This is my interview with Nycci as she shares her story living with Endometriosis, prolactinoma, arthritis, Raynaud’s, migraines, depression, anxiety, insomnia, and ADD. Please be respectful of Nycci and her story as it is told in her own words.
What is endometriosis http://www.mayoclinic.org/diseases-conditions/endometriosis/home/ovc-20236421
Learn about Arthritis http://www.arthritis.org/about-arthritis/understanding-arthritis/what-is-arthritis.php
Read about Raynaud’s http://www.medicinenet.com/raynauds_phenomenon/article.htm
What is your name, age, and disease/diseases?
NycciHorrick, 30, Endometriosis, Prolactinoma, Arthritis, Raynaud’s, Migraines, Depression, Insomnia, Anxiety, ADD
When did life change for you? It has been a very slow and progressive change so I can’t pin point it to a specific time
What was life like before disease?
I really don’t remember. My symptoms from the prolactinoma started when I was about 12. My migraines started around that time too.
How has your disease changed your life?
It makes everyday a challenge in some way or another. Because I can’t really remember life before the diseases I can’t really say how it has changed my life because basically this is all I know.
Please describe the best you can a day in the life of you?
I wake up, exhausted feeling like I have not slept at all no matter how many hours I was asleep. I crack my knees, back and neck so they won’t seize during the day. Then I convince myself to get out of bed. One foot on the floor than the other. WIN! Step one done. Then I get dressed, get coffee and head off to work.
My husband is very sweet and he says very little to me until I have woken up enough to be capable of conversation. Then we are on our way to the bus, I try to convince myself that it won’t be that bad, some days I succeed, other days not so much. So I try to keep my anxiety in check. By this time I have been out of bed for less than an hour. Work is a challenge all of it’s own, but I figure out a way to get through.
I have all kinds of ergonomic accommodations, such as my chair, keyboard, mouse, monitors, desk and footrest. It helps make surviving the workday much easier. Then once work is over I need to get ready for another bus ride. Goody more stress. Once we get back to our car I start to relax and enjoy the drive home. Once we get home I need to figure out dinner, even though I am already exhausted. Ok, so I figure out dinner and get it made, another win.
After dinner I am done and head up to bed and hope that I can fall asleep quickly so I have a chance of getting a decent night sleep.

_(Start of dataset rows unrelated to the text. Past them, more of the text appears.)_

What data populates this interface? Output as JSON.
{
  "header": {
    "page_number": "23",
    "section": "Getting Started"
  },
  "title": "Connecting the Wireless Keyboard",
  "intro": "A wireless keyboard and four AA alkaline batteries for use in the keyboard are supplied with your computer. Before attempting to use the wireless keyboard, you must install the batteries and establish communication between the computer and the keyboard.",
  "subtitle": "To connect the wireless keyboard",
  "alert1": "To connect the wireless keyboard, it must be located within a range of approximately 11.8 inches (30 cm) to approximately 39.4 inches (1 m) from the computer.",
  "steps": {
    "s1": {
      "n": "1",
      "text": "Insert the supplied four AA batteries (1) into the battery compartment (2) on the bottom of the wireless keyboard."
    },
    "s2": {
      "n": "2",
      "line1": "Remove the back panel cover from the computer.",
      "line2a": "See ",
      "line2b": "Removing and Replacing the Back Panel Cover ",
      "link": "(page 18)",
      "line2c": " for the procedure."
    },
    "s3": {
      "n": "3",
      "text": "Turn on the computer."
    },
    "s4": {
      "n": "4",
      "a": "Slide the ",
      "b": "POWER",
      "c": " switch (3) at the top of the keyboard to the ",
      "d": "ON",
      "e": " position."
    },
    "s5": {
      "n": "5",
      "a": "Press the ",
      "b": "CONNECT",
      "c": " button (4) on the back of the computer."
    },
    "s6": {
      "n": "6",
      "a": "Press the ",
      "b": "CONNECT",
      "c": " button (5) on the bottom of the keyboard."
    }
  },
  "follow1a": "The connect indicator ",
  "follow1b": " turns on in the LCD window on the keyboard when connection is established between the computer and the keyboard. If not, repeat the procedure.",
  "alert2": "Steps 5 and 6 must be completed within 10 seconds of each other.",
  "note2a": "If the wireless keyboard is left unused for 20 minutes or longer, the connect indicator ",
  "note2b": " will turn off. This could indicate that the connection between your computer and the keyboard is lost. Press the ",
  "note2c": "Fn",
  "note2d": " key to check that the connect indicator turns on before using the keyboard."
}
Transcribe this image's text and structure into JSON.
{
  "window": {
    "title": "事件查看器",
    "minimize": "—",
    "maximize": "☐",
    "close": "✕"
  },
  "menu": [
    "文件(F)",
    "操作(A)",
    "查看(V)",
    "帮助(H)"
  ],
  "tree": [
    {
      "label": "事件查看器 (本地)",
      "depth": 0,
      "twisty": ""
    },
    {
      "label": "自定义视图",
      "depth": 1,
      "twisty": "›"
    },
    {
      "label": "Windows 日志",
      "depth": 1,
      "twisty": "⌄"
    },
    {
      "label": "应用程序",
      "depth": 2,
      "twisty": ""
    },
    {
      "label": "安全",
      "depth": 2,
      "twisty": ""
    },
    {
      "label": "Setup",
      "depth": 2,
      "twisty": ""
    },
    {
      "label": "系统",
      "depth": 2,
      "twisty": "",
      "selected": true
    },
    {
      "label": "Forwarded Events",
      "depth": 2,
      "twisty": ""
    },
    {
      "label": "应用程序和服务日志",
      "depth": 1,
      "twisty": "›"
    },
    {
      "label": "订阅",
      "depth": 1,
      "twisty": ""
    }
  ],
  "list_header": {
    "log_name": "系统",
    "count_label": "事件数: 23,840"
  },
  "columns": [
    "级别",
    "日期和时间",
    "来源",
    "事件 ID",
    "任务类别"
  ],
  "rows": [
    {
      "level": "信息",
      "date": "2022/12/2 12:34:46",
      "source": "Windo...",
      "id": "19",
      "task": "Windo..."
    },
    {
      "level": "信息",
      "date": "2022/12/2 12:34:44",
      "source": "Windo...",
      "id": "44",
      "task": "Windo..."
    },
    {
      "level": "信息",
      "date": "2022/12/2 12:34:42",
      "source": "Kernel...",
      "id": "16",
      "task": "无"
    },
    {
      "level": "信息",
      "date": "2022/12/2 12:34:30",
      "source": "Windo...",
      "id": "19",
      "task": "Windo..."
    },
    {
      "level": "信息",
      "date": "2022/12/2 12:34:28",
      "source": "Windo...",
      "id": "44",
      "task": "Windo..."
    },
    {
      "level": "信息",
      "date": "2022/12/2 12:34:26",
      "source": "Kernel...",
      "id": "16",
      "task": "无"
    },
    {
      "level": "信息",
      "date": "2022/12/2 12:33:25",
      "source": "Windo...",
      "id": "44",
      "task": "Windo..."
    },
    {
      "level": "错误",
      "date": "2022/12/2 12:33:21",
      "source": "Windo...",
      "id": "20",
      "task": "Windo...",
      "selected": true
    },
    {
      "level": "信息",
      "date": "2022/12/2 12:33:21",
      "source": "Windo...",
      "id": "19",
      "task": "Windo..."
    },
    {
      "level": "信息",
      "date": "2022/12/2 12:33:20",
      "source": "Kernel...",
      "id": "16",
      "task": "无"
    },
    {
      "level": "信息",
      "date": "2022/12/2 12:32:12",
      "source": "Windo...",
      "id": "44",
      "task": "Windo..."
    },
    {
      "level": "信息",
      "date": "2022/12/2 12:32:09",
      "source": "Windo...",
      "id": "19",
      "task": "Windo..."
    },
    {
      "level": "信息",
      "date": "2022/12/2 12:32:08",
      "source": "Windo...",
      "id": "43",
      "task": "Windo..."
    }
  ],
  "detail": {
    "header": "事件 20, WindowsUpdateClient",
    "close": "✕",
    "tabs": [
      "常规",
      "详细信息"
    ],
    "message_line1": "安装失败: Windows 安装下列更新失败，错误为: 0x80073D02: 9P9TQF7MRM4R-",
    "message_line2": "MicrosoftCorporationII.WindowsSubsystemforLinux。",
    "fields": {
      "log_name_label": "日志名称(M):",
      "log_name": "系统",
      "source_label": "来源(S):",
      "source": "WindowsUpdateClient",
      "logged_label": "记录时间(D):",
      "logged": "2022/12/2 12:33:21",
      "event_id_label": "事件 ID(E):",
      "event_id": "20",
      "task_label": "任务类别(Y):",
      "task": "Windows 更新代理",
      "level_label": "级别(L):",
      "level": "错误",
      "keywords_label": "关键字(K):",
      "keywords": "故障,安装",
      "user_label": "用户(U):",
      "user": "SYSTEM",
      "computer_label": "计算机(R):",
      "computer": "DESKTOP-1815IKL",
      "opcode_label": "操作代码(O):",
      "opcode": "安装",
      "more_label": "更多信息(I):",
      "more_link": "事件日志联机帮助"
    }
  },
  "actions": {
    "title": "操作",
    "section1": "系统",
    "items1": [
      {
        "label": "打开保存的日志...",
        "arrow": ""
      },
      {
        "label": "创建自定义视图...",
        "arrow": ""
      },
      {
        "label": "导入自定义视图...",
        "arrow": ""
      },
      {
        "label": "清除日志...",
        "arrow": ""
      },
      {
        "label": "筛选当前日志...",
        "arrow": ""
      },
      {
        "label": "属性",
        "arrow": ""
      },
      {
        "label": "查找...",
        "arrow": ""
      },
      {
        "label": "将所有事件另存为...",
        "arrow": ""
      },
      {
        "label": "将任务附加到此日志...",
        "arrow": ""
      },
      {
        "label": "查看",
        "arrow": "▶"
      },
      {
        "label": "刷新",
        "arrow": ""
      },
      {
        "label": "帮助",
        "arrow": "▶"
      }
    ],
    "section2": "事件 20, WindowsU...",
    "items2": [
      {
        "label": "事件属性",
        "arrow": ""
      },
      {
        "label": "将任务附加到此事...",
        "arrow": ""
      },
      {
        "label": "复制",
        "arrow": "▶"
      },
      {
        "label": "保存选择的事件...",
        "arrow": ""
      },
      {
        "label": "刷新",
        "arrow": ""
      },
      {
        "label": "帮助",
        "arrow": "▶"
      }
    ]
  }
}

On a good night I can be asleep in 30 min, on a bad night 2-3 hours if I even fall asleep. To me drifting in and out does not count. If I am successful in falling asleep I will probably wake up a few times over night and then all too soon my alarm goes off and it is time to start the whole adventure again.
What was/is the most challenging thing you have faced with disease?
Acceptance and understanding from others. I don’t expect them to understand and honestly I would not want anyone to understand because the only way to understand is if you live through it.
Do you find that you can keep up with others?
I feel like I can’t, but some days if I everything goes well I think I can
What would you tell others living with your disease?
Keep your chin up. You are not alone. You can do this!! Don’t compare yourself with anyone, no 2 people have the same journey.
What would you like to tell others that don’t live with chronic disease?
Please be patient and realize that I did not ask for this and I would wish it on no one. It is hard enough dealing with the hand I was dealt without your opinions and judgment to make it harder.
What have you learnt on your journey?
Each day is a fresh start to learn from yesterday and prepare for tomorrow. I have also learnt how precious the good days are and to enjoy every moment.
Is there anything you would like to add about your journey?
My family and friends that are there for me on this journey make such a huge difference!!!! Just by accepting me as I am provides me so much support and I cannot put into words how grateful I am for them.
Thank you for sharing your story with me and the world. You are an amazingly tough woman. Proud of you for sharing your stroy. Hopeful for you always.